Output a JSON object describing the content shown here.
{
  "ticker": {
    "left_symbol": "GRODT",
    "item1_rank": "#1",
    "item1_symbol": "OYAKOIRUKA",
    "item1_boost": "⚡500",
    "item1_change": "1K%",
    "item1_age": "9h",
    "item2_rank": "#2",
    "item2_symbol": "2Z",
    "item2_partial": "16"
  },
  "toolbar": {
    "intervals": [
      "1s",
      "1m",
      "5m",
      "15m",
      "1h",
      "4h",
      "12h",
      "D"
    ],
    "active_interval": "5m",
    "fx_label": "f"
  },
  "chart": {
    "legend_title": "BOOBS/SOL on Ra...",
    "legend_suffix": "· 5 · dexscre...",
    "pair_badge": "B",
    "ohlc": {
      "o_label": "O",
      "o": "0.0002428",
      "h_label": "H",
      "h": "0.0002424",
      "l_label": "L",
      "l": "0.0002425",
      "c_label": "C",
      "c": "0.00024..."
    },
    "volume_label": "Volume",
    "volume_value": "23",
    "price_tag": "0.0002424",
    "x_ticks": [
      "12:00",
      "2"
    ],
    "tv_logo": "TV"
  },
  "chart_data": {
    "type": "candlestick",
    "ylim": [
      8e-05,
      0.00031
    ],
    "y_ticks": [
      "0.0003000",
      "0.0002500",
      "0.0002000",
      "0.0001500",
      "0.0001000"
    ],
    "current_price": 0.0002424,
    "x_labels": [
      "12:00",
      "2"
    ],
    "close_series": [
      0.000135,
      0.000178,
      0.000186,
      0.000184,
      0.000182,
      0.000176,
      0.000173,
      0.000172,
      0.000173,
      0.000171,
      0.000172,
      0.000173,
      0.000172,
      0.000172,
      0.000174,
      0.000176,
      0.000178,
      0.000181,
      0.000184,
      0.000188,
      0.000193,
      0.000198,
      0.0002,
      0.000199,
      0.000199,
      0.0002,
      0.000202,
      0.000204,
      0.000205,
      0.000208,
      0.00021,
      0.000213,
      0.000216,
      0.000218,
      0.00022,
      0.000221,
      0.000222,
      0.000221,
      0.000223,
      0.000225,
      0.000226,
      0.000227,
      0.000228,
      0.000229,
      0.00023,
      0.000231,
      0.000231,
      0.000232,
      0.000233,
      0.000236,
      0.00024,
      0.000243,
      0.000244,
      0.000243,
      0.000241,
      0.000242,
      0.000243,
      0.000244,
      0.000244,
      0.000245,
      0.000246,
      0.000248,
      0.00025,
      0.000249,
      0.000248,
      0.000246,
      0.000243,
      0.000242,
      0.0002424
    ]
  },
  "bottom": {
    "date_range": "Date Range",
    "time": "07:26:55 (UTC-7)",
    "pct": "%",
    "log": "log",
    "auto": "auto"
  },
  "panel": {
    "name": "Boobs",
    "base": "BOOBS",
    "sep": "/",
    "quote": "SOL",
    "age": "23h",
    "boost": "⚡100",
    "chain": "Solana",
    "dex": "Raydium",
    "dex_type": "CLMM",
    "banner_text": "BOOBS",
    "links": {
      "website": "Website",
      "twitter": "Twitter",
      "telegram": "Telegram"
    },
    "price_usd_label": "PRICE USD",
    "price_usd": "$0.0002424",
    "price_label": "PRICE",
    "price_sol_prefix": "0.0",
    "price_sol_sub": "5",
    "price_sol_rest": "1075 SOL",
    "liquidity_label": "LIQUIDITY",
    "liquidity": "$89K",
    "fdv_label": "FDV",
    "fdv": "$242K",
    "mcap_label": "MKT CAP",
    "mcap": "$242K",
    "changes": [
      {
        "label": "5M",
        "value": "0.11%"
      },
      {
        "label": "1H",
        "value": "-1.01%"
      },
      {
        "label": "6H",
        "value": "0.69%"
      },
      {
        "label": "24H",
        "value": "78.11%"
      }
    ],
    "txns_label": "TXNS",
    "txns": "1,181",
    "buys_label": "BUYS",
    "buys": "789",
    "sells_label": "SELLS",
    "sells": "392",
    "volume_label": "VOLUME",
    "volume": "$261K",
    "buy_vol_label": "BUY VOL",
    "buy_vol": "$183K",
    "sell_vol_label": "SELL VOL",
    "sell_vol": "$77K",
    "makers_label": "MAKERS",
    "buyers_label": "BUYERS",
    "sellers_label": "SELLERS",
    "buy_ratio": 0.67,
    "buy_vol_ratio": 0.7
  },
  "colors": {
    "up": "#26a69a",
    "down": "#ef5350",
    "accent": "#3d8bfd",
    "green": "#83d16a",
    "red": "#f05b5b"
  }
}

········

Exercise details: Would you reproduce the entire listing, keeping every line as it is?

Answer to the problem:
Output a JSON object describing the content shown here.
{
  "ticker": {
    "left_symbol": "GRODT",
    "item1_rank": "#1",
    "item1_symbol": "OYAKOIRUKA",
    "item1_boost": "⚡500",
    "item1_change": "1K%",
    "item1_age": "9h",
    "item2_rank": "#2",
    "item2_symbol": "2Z",
    "item2_partial": "16"
  },
  "toolbar": {
    "intervals": [
      "1s",
      "1m",
      "5m",
      "15m",
      "1h",
      "4h",
      "12h",
      "D"
    ],
    "active_interval": "5m",
    "fx_label": "f"
  },
  "chart": {
    "legend_title": "BOOBS/SOL on Ra...",
    "legend_suffix": "· 5 · dexscre...",
    "pair_badge": "B",
    "ohlc": {
      "o_label": "O",
      "o": "0.0002428",
      "h_label": "H",
      "h": "0.0002424",
      "l_label": "L",
      "l": "0.0002425",
      "c_label": "C",
      "c": "0.00024..."
    },
    "volume_label": "Volume",
    "volume_value": "23",
    "price_tag": "0.0002424",
    "x_ticks": [
      "12:00",
      "2"
    ],
    "tv_logo": "TV"
  },
  "chart_data": {
    "type": "candlestick",
    "ylim": [
      8e-05,
      0.00031
    ],
    "y_ticks": [
      "0.0003000",
      "0.0002500",
      "0.0002000",
      "0.0001500",
      "0.0001000"
    ],
    "current_price": 0.0002424,
    "x_labels": [
      "12:00",
      "2"
    ],
    "close_series": [
      0.000135,
      0.000178,
      0.000186,
      0.000184,
      0.000182,
      0.000176,
      0.000173,
      0.000172,
      0.000173,
      0.000171,
      0.000172,
      0.000173,
      0.000172,
      0.000172,
      0.000174,
      0.000176,
      0.000178,
      0.000181,
      0.000184,
      0.000188,
      0.000193,
      0.000198,
      0.0002,
      0.000199,
      0.000199,
      0.0002,
      0.000202,
      0.000204,
      0.000205,
      0.000208,
      0.00021,
      0.000213,
      0.000216,
      0.000218,
      0.00022,
      0.000221,
      0.000222,
      0.000221,
      0.000223,
      0.000225,
      0.000226,
      0.000227,
      0.000228,
      0.000229,
      0.00023,
      0.000231,
      0.000231,
      0.000232,
      0.000233,
      0.000236,
      0.00024,
      0.000243,
      0.000244,
      0.000243,
      0.000241,
      0.000242,
      0.000243,
      0.000244,
      0.000244,
      0.000245,
      0.000246,
      0.000248,
      0.00025,
      0.000249,
      0.000248,
      0.000246,
      0.000243,
      0.000242,
      0.0002424
    ]
  },
  "bottom": {
    "date_range": "Date Range",
    "time": "07:26:55 (UTC-7)",
    "pct": "%",
    "log": "log",
    "auto": "auto"
  },
  "panel": {
    "name": "Boobs",
    "base": "BOOBS",
    "sep": "/",
    "quote": "SOL",
    "age": "23h",
    "boost": "⚡100",
    "chain": "Solana",
    "dex": "Raydium",
    "dex_type": "CLMM",
    "banner_text": "BOOBS",
    "links": {
      "website": "Website",
      "twitter": "Twitter",
      "telegram": "Telegram"
    },
    "price_usd_label": "PRICE USD",
    "price_usd": "$0.0002424",
    "price_label": "PRICE",
    "price_sol_prefix": "0.0",
    "price_sol_sub": "5",
    "price_sol_rest": "1075 SOL",
    "liquidity_label": "LIQUIDITY",
    "liquidity": "$89K",
    "fdv_label": "FDV",
    "fdv": "$242K",
    "mcap_label": "MKT CAP",
    "mcap": "$242K",
    "changes": [
      {
        "label": "5M",
        "value": "0.11%"
      },
      {
        "label": "1H",
        "value": "-1.01%"
      },
      {
        "label": "6H",
        "value": "0.69%"
      },
      {
        "label": "24H",
        "value": "78.11%"
      }
    ],
    "txns_label": "TXNS",
    "txns": "1,181",
    "buys_label": "BUYS",
    "buys": "789",
    "sells_label": "SELLS",
    "sells": "392",
    "volume_label": "VOLUME",
    "volume": "$261K",
    "buy_vol_label": "BUY VOL",
    "buy_vol": "$183K",
    "sell_vol_label": "SELL VOL",
    "sell_vol": "$77K",
    "makers_label": "MAKERS",
    "buyers_label": "BUYERS",
    "sellers_label": "SELLERS",
    "buy_ratio": 0.67,
    "buy_vol_ratio": 0.7
  },
  "colors": {
    "up": "#26a69a",
    "down": "#ef5350",
    "accent": "#3d8bfd",
    "green": "#83d16a",
    "red": "#f05b5b"
  }
}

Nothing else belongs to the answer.